Today if anybody searches for "Nema" in Google search, results are kaleidoscopic. This in a corner of heart, hesitantly leads to think, if Nema who dared mass migration in past are reluctant to Globalization now?

Caste[edit]

The caste system was specialty of India. Currently it helps the persons to identify their origin, ethnography and helps to follow their social bindings, if they wish. So.

The reference above (Russell's) is quoted here in full Bania, Nema. This subcaste numbers nearly 4000 persons, the bulk of whom reside in the Saugor, Damoh, Narsinghpur and Seoni Districts. The Nemas are most largely returned from Central India, and are probably a Bundelkhand group; they will eat food cooked without water with Golapūrab Banias, who are also found in Bundelkhand. They are mainly Hindus, with a small minority of Jains. The origin of the name is obscure; the suggestion that it comes from Nimār appears to be untenable, as there are very few Nemas in that District. They say that when Parasurāma was slaying the Kshatriyas fourteen young Rājpūt princes, who at the time were studying religion with their family priests, were saved by the latter on renouncing their Kshatriya status and declaring themselves to be Vaishyas. These fourteen princes were the ancestors of the fourteen gotras of the Nema subcaste, but the gotras actually bear the names of the fourteen Rīshis or saints who saved their lives. These sections appear to be of the usual Brāhmanical type, but marriage is regulated by another set of fifty-two subsections, with names which are apparently titular or territorial. Like other Bania groups the Nemas are divided into Bīsa and Dasa subdivisions or twenties and tens, the Bīsa being of pure and the Dasa of irregular descent. There is also a third group of Pacha or fives, who appear to be the offspring of kept women. After some generations, when the details of their ancestry are forgotten, the Pachas probably obtain promotion into the Dasa group.
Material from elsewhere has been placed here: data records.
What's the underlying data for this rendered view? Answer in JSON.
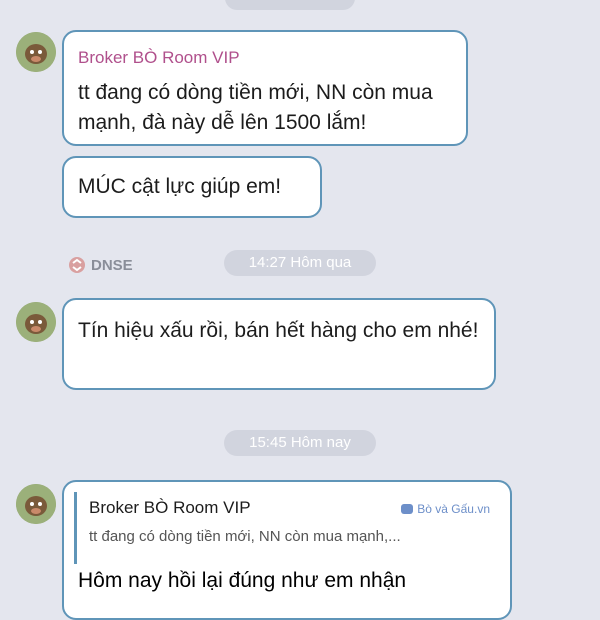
{
  "messages": [
    {
      "sender": "Broker BÒ Room VIP",
      "text": "tt đang có dòng tiền mới, NN còn mua mạnh, đà này dễ lên 1500 lắm!"
    },
    {
      "text": "MÚC cật lực giúp em!"
    },
    {
      "text": "Tín hiệu xấu rồi, bán hết hàng cho em nhé!"
    }
  ],
  "dnse_label": "DNSE",
  "time_separators": [
    "14:27 Hôm qua",
    "15:45 Hôm nay"
  ],
  "reply": {
    "quoted_sender": "Broker BÒ Room VIP",
    "quoted_text": "tt đang có dòng tiền mới, NN còn mua mạnh,...",
    "text": "Hôm nay hồi lại đúng như em nhận"
  },
  "watermark": "Bò và Gấu.vn",
  "colors": {
    "accent_border": "#5f95b8",
    "sender_name": "#b0508c",
    "background": "#e4e6ee"
  }
}
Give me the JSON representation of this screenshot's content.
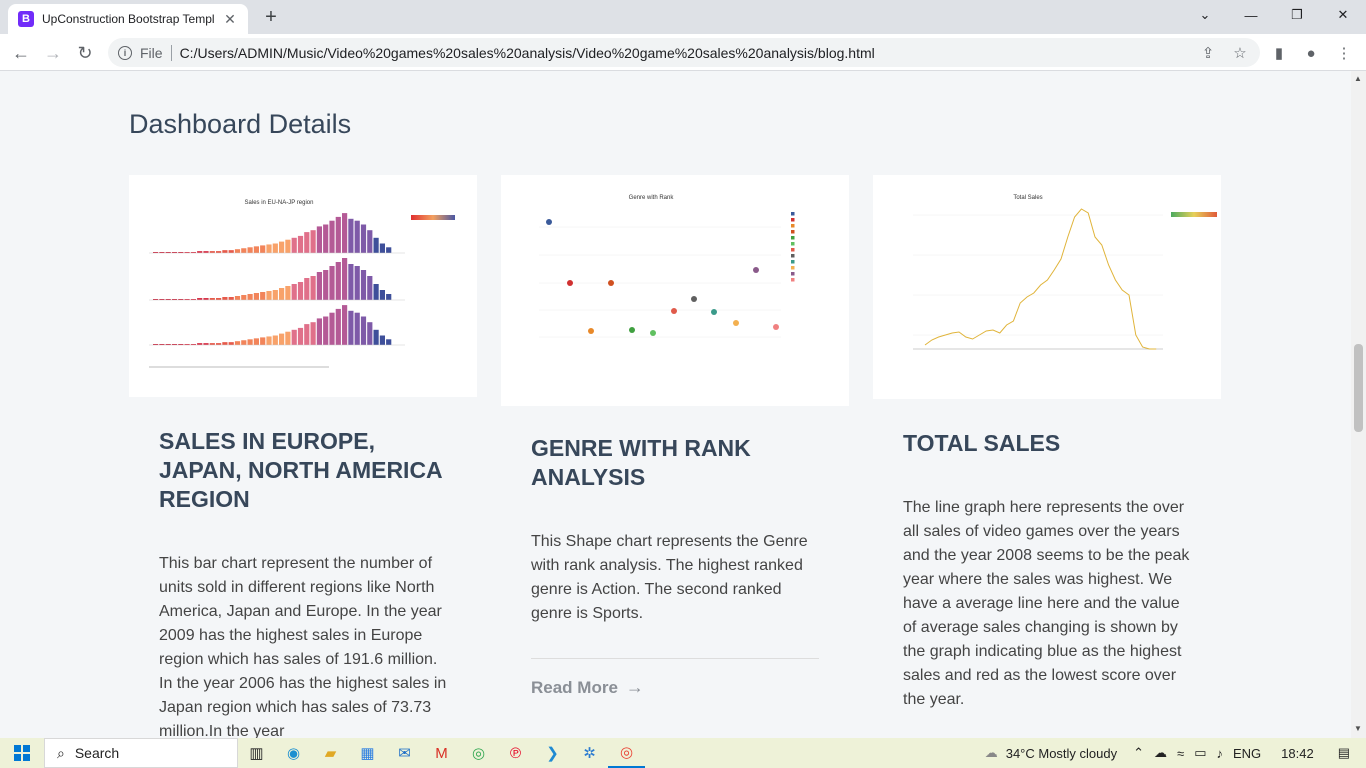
{
  "browser": {
    "tab_title": "UpConstruction Bootstrap Templ",
    "favicon_letter": "B",
    "file_label": "File",
    "url": "C:/Users/ADMIN/Music/Video%20games%20sales%20analysis/Video%20game%20sales%20analysis/blog.html"
  },
  "page": {
    "heading": "Dashboard Details"
  },
  "cards": [
    {
      "title": "SALES IN EUROPE, JAPAN, NORTH AMERICA REGION",
      "text": "This bar chart represent the number of units sold in different regions like North America, Japan and Europe. In the year 2009 has the highest sales in Europe region which has sales of 191.6 million. In the year 2006 has the highest sales in Japan region which has sales of 73.73 million.In the year",
      "chart_title": "Sales in EU-NA-JP region"
    },
    {
      "title": "GENRE WITH RANK ANALYSIS",
      "text": "This Shape chart represents the Genre with rank analysis. The highest ranked genre is Action. The second ranked genre is Sports.",
      "read_more": "Read More",
      "chart_title": "Genre with Rank"
    },
    {
      "title": "TOTAL SALES",
      "text": "The line graph here represents the over all sales of video games over the years and the year 2008 seems to be the peak year where the sales was highest. We have a average line here and the value of average sales changing is shown by the graph indicating blue as the highest sales and red as the lowest score over the year.",
      "chart_title": "Total Sales"
    }
  ],
  "taskbar": {
    "search": "Search",
    "weather": "34°C  Mostly cloudy",
    "lang": "ENG",
    "time": "18:42"
  }
}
The Bīsa and Dasa groups take food together, but do not intermarry. The Nemas wear [155] the sacred thread and apparently prohibit the remarriage of widows. The Nemas are considered to be very keen business men, and a saying about them is, “Where a sheep grazes or a Nema trades, what is there left for anybody else?”". Nemas or Neemas are known for their intellect, honesty and hard-work. In recent time they have proved to be successful lawyers, bankers, doctors, engineers, software professionals and business men. There are some eminent families which dominate the community specially in Central Madhya Pradesh areas. Some of these families are Lahiri family of Sagar, Modi family & Purawale family of Narsinghpur, Gupta families of Jabalpur and Bhopal, Badaghar, majhla ghar, Sanjhala ghar, Nanha ghaar, Naajar family, Khira family of Narsinghpur, Nayak family of Satna, Choudhary family of Bedu, Bhoria family, Seth family & Mandir-wale family of Kareli, Bakhar family of Mekh, etc. The towns and villages where Nema families live are Narsinghpur, Bhopal, Jabalpur, Satna, Sagar, Balaghat, Chhindwara, Seoni, Bhilai, Raipur, Kareli, Gadarwara, Amarwara, Aadegaon, Bedu, Mekh, Sighpur, Gotegaon, Dhamna, Naadia, Udaipura, etc.

References[edit]

  1. ^ Tribes and Castes of the Central Provinces of India, By R.V. Russell & Hira Lal, 1916
  • The Tribes and Castes of the Central Provinces of India Volume II (Bania, Nema)

Nemas of Rajasthan/ Gujrat

  • People of India Rajathan Part II (By Kumar Suresh Singh , B. K. Lavania, D. K. Samanta, S. K. Mandal, Anthropological Survey of India, N. N. Vyas, Anthropological Survey of India Published 1998 Popular Prakashan), at Page 704-708, tells about Nemas of Rajasthan